## What is being asked
Please reproduce all of the data below exactly, leaving each picture out.

- - -

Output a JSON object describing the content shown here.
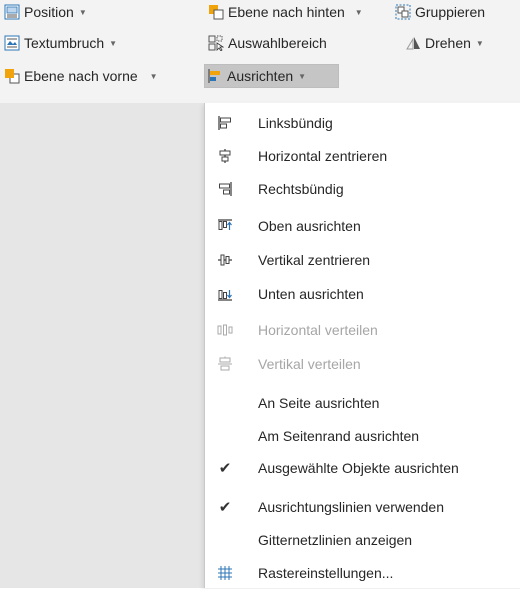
{
  "ribbon": {
    "row1": [
      {
        "label": "Position",
        "icon": "position-icon",
        "has_dropdown": true
      },
      {
        "label": "Ebene nach hinten",
        "icon": "send-backward-icon",
        "has_dropdown": true
      },
      {
        "label": "Gruppieren",
        "icon": "group-icon",
        "has_dropdown": false
      }
    ],
    "row2": [
      {
        "label": "Textumbruch",
        "icon": "wrap-text-icon",
        "has_dropdown": true
      },
      {
        "label": "Auswahlbereich",
        "icon": "selection-pane-icon",
        "has_dropdown": false
      },
      {
        "label": "Drehen",
        "icon": "rotate-icon",
        "has_dropdown": true
      }
    ],
    "row3": [
      {
        "label": "Ebene nach vorne",
        "icon": "bring-forward-icon",
        "has_dropdown": true
      },
      {
        "label": "Ausrichten",
        "icon": "align-icon",
        "has_dropdown": true,
        "pressed": true
      }
    ]
  },
  "align_menu": {
    "items": [
      {
        "label": "Linksbündig",
        "icon": "align-left-icon",
        "enabled": true
      },
      {
        "label": "Horizontal zentrieren",
        "icon": "align-center-icon",
        "enabled": true
      },
      {
        "label": "Rechtsbündig",
        "icon": "align-right-icon",
        "enabled": true
      },
      {
        "label": "Oben ausrichten",
        "icon": "align-top-icon",
        "enabled": true
      },
      {
        "label": "Vertikal zentrieren",
        "icon": "align-middle-icon",
        "enabled": true
      },
      {
        "label": "Unten ausrichten",
        "icon": "align-bottom-icon",
        "enabled": true
      },
      {
        "label": "Horizontal verteilen",
        "icon": "distribute-horizontal-icon",
        "enabled": false
      },
      {
        "label": "Vertikal verteilen",
        "icon": "distribute-vertical-icon",
        "enabled": false
      },
      {
        "label": "An Seite ausrichten",
        "icon": "",
        "enabled": true
      },
      {
        "label": "Am Seitenrand ausrichten",
        "icon": "",
        "enabled": true
      },
      {
        "label": "Ausgewählte Objekte ausrichten",
        "icon": "checkmark-icon",
        "enabled": true,
        "checked": true
      },
      {
        "label": "Ausrichtungslinien verwenden",
        "icon": "checkmark-icon",
        "enabled": true,
        "checked": true
      },
      {
        "label": "Gitternetzlinien anzeigen",
        "icon": "",
        "enabled": true
      },
      {
        "label": "Rastereinstellungen...",
        "icon": "grid-settings-icon",
        "enabled": true
      }
    ]
  },
  "colors": {
    "ribbon_bg": "#f3f3f3",
    "canvas_bg": "#e6e6e6",
    "pressed_bg": "#c5c5c5",
    "icon_blue": "#2e75b6",
    "icon_orange": "#f0a30a",
    "disabled_text": "#a6a6a6"
  }
}
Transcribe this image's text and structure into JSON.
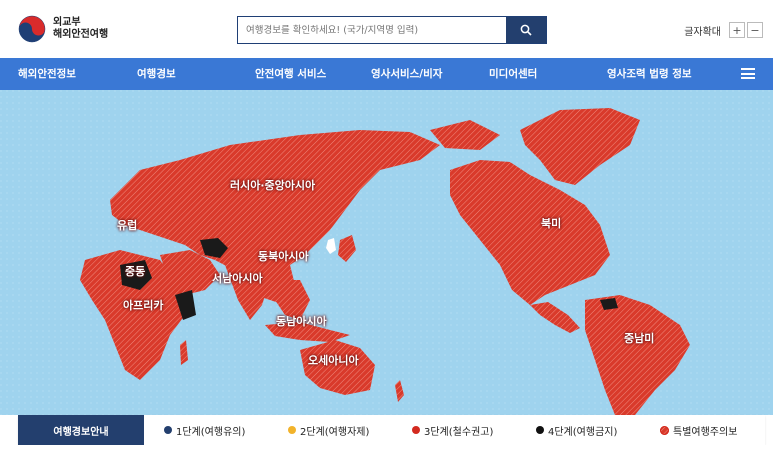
{
  "header": {
    "logo_line1": "외교부",
    "logo_line2": "해외안전여행",
    "search_placeholder": "여행경보를 확인하세요! (국가/지역명 입력)",
    "fontsize_label": "글자확대",
    "fontsize_plus": "+",
    "fontsize_minus": "−"
  },
  "nav": {
    "items": [
      "해외안전정보",
      "여행경보",
      "안전여행 서비스",
      "영사서비스/비자",
      "미디어센터",
      "영사조력 법령 정보"
    ]
  },
  "map": {
    "ocean_color": "#9fd3ee",
    "land_color": "#d93a2b",
    "regions": [
      "러시아·중앙아시아",
      "유럽",
      "중동",
      "아프리카",
      "동북아시아",
      "서남아시아",
      "동남아시아",
      "오세아니아",
      "북미",
      "중남미"
    ]
  },
  "legend": {
    "title": "여행경보안내",
    "items": [
      {
        "label": "1단계(여행유의)",
        "color": "#233f6e"
      },
      {
        "label": "2단계(여행자제)",
        "color": "#f2b32b"
      },
      {
        "label": "3단계(철수권고)",
        "color": "#d32a1f"
      },
      {
        "label": "4단계(여행금지)",
        "color": "#111111"
      },
      {
        "label": "특별여행주의보",
        "color": "#d32a1f"
      }
    ]
  }
}
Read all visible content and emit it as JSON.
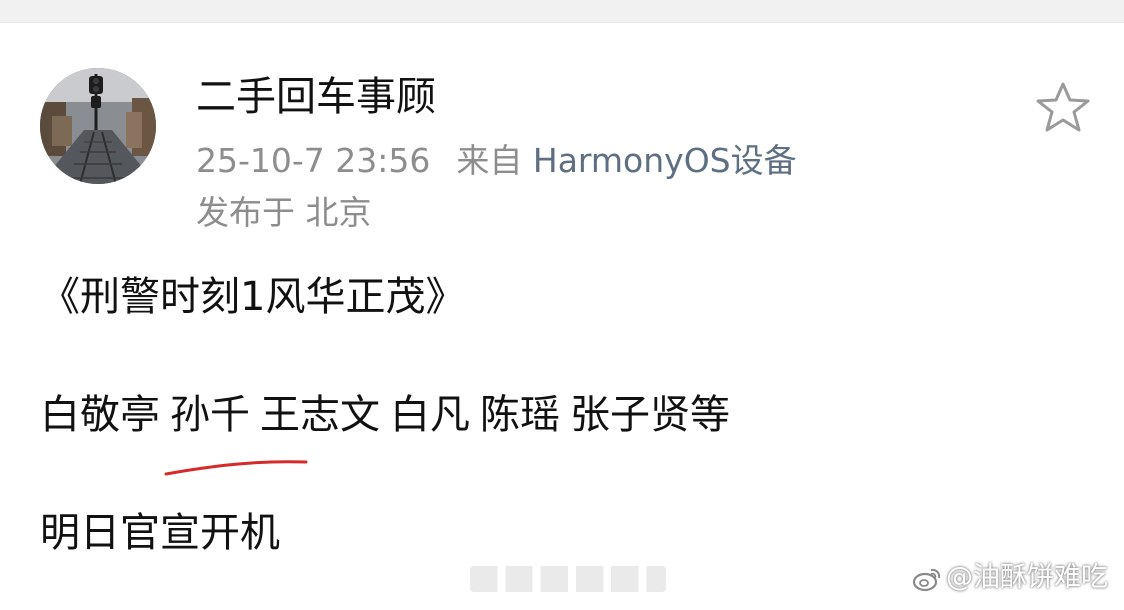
{
  "post": {
    "author_name": "二手回车事顾",
    "timestamp": "25-10-7 23:56",
    "source_prefix": "来自",
    "source_device": "HarmonyOS设备",
    "location": "发布于 北京",
    "title": "《刑警时刻1风华正茂》",
    "cast": [
      "白敬亭",
      "孙千",
      "王志文",
      "白凡",
      "陈瑶",
      "张子贤等"
    ],
    "announcement": "明日官宣开机"
  },
  "icons": {
    "favorite": "star-outline-icon",
    "weibo": "weibo-icon",
    "avatar": "avatar-image",
    "underline": "red-underline"
  },
  "watermark": {
    "text": "@油酥饼难吃"
  },
  "colors": {
    "primary_text": "#111111",
    "secondary_text": "#8d8d8d",
    "device_link": "#5e6f83",
    "underline_mark": "#d72a2a"
  }
}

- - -

## Expected answer
Output a JSON object describing the content shown here.
{
  "ribbon": {
    "row1": [
      {
        "label": "Position",
        "icon": "position-icon",
        "has_dropdown": true
      },
      {
        "label": "Ebene nach hinten",
        "icon": "send-backward-icon",
        "has_dropdown": true
      },
      {
        "label": "Gruppieren",
        "icon": "group-icon",
        "has_dropdown": false
      }
    ],
    "row2": [
      {
        "label": "Textumbruch",
        "icon": "wrap-text-icon",
        "has_dropdown": true
      },
      {
        "label": "Auswahlbereich",
        "icon": "selection-pane-icon",
        "has_dropdown": false
      },
      {
        "label": "Drehen",
        "icon": "rotate-icon",
        "has_dropdown": true
      }
    ],
    "row3": [
      {
        "label": "Ebene nach vorne",
        "icon": "bring-forward-icon",
        "has_dropdown": true
      },
      {
        "label": "Ausrichten",
        "icon": "align-icon",
        "has_dropdown": true,
        "pressed": true
      }
    ]
  },
  "align_menu": {
    "items": [
      {
        "label": "Linksbündig",
        "icon": "align-left-icon",
        "enabled": true
      },
      {
        "label": "Horizontal zentrieren",
        "icon": "align-center-icon",
        "enabled": true
      },
      {
        "label": "Rechtsbündig",
        "icon": "align-right-icon",
        "enabled": true
      },
      {
        "label": "Oben ausrichten",
        "icon": "align-top-icon",
        "enabled": true
      },
      {
        "label": "Vertikal zentrieren",
        "icon": "align-middle-icon",
        "enabled": true
      },
      {
        "label": "Unten ausrichten",
        "icon": "align-bottom-icon",
        "enabled": true
      },
      {
        "label": "Horizontal verteilen",
        "icon": "distribute-horizontal-icon",
        "enabled": false
      },
      {
        "label": "Vertikal verteilen",
        "icon": "distribute-vertical-icon",
        "enabled": false
      },
      {
        "label": "An Seite ausrichten",
        "icon": "",
        "enabled": true
      },
      {
        "label": "Am Seitenrand ausrichten",
        "icon": "",
        "enabled": true
      },
      {
        "label": "Ausgewählte Objekte ausrichten",
        "icon": "checkmark-icon",
        "enabled": true,
        "checked": true
      },
      {
        "label": "Ausrichtungslinien verwenden",
        "icon": "checkmark-icon",
        "enabled": true,
        "checked": true
      },
      {
        "label": "Gitternetzlinien anzeigen",
        "icon": "",
        "enabled": true
      },
      {
        "label": "Rastereinstellungen...",
        "icon": "grid-settings-icon",
        "enabled": true
      }
    ]
  },
  "colors": {
    "ribbon_bg": "#f3f3f3",
    "canvas_bg": "#e6e6e6",
    "pressed_bg": "#c5c5c5",
    "icon_blue": "#2e75b6",
    "icon_orange": "#f0a30a",
    "disabled_text": "#a6a6a6"
  }
}
Transcribe this image's text and structure into JSON.
{
  "header": {
    "logo_line1": "외교부",
    "logo_line2": "해외안전여행",
    "search_placeholder": "여행경보를 확인하세요! (국가/지역명 입력)",
    "fontsize_label": "글자확대",
    "fontsize_plus": "+",
    "fontsize_minus": "−"
  },
  "nav": {
    "items": [
      "해외안전정보",
      "여행경보",
      "안전여행 서비스",
      "영사서비스/비자",
      "미디어센터",
      "영사조력 법령 정보"
    ]
  },
  "map": {
    "ocean_color": "#9fd3ee",
    "land_color": "#d93a2b",
    "regions": [
      "러시아·중앙아시아",
      "유럽",
      "중동",
      "아프리카",
      "동북아시아",
      "서남아시아",
      "동남아시아",
      "오세아니아",
      "북미",
      "중남미"
    ]
  },
  "legend": {
    "title": "여행경보안내",
    "items": [
      {
        "label": "1단계(여행유의)",
        "color": "#233f6e"
      },
      {
        "label": "2단계(여행자제)",
        "color": "#f2b32b"
      },
      {
        "label": "3단계(철수권고)",
        "color": "#d32a1f"
      },
      {
        "label": "4단계(여행금지)",
        "color": "#111111"
      },
      {
        "label": "특별여행주의보",
        "color": "#d32a1f"
      }
    ]
  }
}
Read all visible content and emit it as JSON.
{
  "post": {
    "author_name": "二手回车事顾",
    "timestamp": "25-10-7 23:56",
    "source_prefix": "来自",
    "source_device": "HarmonyOS设备",
    "location": "发布于 北京",
    "title": "《刑警时刻1风华正茂》",
    "cast": [
      "白敬亭",
      "孙千",
      "王志文",
      "白凡",
      "陈瑶",
      "张子贤等"
    ],
    "announcement": "明日官宣开机"
  },
  "icons": {
    "favorite": "star-outline-icon",
    "weibo": "weibo-icon",
    "avatar": "avatar-image",
    "underline": "red-underline"
  },
  "watermark": {
    "text": "@油酥饼难吃"
  },
  "colors": {
    "primary_text": "#111111",
    "secondary_text": "#8d8d8d",
    "device_link": "#5e6f83",
    "underline_mark": "#d72a2a"
  }
}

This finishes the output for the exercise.